New Era Growth Stocks
Restaurants – Recent IPOs in the restaurant space have come from companies that are helping to change the consumer retail landscape. The most recent IPO, and one of the most successful IPOs across all sectors year-to-date, came from Noodles & Company (NDLS). The company, which is up 152% since its June 27th IPO, offers a wide variety of high quality, cooked-to-order dishes, including noodles and pasta, soups, salads and sandwiches, all of which are served on real china – fancy!
Importantly, customization is becoming a “must” in the restaurant industry and NDLS plays into this theme very well. Because each dish is cooked-to-order, it can be customized to each customer’s personal tastes and preferences (they even have gluten free, vegan, vegetarian or low sodium items). Noodles participates in the ‘fast casual’ segment of the restaurant industry as they strive to provide a medium between quick service and casual dining restaurants. In other words, fast casual restaurants attempt to provide customers with a combination of impressive speed of service, high quality food and a quality environment.
Other notable fast casual chains include Chipotle (CMG), Smashburger (private), and Qdoba (owned by JACK). The NPD Group recently reported that the number of fast-casual restaurants grew by 7%, while traffic grew by 9% for the FY ended May.
Food Retail – Similarly, in the food retail space, recent IPOs such as Sprouts Farmers Market (SFM), Natural Grocers (NGVC) and Fairway Group Holdings (FWM) have expanded natural and organic product selections in addition to fielding extensive perishables departments. Of the group, Natural Grocers' IPO has enjoyed the largest percentage gain as the stock is up 140% since its first trading day.
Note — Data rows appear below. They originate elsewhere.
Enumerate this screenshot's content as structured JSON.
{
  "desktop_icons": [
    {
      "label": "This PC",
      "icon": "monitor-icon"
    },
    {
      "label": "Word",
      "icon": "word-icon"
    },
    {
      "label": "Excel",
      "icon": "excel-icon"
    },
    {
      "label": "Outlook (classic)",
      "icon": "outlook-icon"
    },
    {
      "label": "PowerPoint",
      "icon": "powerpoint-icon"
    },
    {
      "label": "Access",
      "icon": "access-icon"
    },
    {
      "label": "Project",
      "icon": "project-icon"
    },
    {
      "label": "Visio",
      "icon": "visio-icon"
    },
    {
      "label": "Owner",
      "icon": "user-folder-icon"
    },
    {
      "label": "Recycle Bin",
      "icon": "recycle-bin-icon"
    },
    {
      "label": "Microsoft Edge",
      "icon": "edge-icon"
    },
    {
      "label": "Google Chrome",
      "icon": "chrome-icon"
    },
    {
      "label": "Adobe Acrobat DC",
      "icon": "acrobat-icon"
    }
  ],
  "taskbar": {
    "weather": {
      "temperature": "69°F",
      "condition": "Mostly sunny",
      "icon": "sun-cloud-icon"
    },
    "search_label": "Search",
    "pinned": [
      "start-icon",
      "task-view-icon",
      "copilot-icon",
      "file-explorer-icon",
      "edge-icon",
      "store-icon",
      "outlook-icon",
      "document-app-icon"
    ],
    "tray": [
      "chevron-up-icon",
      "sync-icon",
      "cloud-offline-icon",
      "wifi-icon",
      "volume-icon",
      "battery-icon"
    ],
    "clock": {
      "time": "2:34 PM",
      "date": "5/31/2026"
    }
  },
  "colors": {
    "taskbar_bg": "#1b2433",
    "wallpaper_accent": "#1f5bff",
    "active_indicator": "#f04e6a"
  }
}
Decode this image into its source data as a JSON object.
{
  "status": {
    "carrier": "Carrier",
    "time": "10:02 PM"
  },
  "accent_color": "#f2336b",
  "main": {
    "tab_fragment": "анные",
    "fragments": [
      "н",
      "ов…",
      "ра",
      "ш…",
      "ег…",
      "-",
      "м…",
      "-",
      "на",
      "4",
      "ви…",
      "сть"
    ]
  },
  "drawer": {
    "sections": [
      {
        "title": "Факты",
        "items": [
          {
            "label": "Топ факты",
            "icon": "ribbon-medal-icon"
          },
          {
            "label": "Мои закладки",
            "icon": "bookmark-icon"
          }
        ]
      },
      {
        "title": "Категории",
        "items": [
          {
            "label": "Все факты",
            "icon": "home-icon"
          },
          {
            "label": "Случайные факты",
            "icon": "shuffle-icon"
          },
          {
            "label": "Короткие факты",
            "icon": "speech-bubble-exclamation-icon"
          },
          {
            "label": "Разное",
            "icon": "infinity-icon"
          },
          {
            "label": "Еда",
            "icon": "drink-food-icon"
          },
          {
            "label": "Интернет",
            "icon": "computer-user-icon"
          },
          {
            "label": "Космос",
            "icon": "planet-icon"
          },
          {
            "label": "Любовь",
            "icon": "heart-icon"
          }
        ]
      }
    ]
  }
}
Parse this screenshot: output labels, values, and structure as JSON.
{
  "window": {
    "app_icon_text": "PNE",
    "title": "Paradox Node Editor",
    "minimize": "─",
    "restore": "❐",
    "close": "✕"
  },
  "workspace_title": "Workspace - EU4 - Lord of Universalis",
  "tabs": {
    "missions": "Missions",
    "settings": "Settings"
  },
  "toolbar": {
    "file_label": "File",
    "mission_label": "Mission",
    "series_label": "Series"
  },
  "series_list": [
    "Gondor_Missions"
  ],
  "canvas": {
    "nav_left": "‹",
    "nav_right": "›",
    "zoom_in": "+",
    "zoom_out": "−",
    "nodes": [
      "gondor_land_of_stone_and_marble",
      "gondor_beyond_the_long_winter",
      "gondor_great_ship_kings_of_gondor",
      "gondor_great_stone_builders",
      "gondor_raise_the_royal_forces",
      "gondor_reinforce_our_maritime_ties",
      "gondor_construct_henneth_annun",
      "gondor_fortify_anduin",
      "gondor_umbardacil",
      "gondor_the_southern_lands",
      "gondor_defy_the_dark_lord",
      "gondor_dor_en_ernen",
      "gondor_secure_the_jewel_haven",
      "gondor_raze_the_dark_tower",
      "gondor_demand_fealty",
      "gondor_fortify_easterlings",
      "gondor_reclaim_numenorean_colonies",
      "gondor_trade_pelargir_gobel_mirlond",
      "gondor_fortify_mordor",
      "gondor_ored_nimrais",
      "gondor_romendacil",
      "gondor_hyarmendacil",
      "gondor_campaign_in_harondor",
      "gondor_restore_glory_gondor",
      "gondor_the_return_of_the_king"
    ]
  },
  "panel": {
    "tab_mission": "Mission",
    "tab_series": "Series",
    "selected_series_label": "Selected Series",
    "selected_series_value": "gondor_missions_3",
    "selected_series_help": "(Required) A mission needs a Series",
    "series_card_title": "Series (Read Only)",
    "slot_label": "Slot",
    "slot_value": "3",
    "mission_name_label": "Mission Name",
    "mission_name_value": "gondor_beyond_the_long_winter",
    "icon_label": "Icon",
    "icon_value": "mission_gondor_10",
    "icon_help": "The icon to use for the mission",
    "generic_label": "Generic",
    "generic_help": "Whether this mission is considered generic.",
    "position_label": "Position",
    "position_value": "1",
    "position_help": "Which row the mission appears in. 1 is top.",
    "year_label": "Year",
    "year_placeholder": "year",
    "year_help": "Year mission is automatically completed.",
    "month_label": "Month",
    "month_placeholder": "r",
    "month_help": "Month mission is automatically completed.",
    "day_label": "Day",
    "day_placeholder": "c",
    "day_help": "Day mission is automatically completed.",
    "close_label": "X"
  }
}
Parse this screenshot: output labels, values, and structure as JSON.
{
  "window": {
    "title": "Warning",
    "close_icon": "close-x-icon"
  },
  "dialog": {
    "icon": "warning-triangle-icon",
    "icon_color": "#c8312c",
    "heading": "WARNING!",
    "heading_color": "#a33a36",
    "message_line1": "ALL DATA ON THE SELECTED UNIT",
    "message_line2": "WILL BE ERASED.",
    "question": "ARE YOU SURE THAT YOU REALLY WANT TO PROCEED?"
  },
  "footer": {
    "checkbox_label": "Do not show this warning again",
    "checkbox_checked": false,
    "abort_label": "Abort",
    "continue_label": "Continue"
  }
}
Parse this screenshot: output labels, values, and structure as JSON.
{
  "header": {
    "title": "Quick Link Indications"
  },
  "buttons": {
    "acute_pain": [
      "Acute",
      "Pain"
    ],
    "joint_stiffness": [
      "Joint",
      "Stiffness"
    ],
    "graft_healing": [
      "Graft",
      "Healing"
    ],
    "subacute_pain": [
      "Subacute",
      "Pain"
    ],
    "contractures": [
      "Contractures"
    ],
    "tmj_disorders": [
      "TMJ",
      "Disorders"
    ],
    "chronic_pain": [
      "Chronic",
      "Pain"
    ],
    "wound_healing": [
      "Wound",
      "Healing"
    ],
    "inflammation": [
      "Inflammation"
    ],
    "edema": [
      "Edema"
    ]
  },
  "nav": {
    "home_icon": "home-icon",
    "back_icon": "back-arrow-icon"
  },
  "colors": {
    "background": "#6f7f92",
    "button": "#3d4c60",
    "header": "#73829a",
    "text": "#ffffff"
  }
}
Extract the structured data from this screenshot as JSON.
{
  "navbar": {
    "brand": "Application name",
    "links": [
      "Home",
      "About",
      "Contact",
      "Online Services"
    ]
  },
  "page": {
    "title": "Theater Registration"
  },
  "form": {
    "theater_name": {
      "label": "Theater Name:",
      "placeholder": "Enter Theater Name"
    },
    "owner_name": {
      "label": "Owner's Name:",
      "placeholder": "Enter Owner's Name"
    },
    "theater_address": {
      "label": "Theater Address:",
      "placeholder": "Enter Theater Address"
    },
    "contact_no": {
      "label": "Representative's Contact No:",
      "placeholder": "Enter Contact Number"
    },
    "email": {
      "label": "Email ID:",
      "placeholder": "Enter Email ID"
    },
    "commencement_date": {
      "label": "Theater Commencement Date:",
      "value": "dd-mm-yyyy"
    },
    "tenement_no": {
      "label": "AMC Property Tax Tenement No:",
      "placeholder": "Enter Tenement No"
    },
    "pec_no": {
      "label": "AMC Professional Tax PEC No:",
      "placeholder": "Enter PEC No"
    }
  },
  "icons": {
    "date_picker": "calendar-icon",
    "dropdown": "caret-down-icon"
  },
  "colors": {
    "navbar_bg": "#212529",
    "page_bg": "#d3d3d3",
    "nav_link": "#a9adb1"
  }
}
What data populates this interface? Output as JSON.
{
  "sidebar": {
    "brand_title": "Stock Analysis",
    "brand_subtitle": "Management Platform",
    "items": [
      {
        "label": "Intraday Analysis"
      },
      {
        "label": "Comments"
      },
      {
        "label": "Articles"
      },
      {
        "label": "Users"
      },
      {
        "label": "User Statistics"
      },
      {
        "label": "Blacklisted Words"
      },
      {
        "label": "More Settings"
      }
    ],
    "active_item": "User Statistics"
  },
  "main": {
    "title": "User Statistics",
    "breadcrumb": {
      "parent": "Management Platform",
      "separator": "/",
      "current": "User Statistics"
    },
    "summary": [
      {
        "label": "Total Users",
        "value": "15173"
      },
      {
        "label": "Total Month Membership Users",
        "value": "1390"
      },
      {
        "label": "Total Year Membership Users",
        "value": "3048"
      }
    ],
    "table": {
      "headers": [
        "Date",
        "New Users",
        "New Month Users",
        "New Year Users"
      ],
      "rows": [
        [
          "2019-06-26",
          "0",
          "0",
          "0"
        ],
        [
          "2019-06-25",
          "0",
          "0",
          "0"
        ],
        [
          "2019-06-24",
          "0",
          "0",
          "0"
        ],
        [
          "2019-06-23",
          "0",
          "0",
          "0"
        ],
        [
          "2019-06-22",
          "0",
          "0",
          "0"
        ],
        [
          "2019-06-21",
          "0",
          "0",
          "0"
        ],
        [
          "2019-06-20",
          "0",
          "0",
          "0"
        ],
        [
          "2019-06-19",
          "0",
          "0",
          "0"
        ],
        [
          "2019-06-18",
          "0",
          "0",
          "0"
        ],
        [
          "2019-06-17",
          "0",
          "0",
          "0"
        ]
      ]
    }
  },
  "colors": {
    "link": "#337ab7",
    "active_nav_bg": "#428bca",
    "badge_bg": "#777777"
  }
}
On the margin, these new competitors in the Food Retail space will begin to take occasions away form traditional casual dining companies.
Below we highlight a number of relative, recent IPOs and their respective performance.
We currently like high growth stocks that should continue to benefit from the aforementioned trend, including NDLS, KKD, CMG, and OPEN.
We continue to dislike traditional quick-service and casual dining names, including MCD, DRI and RRGB.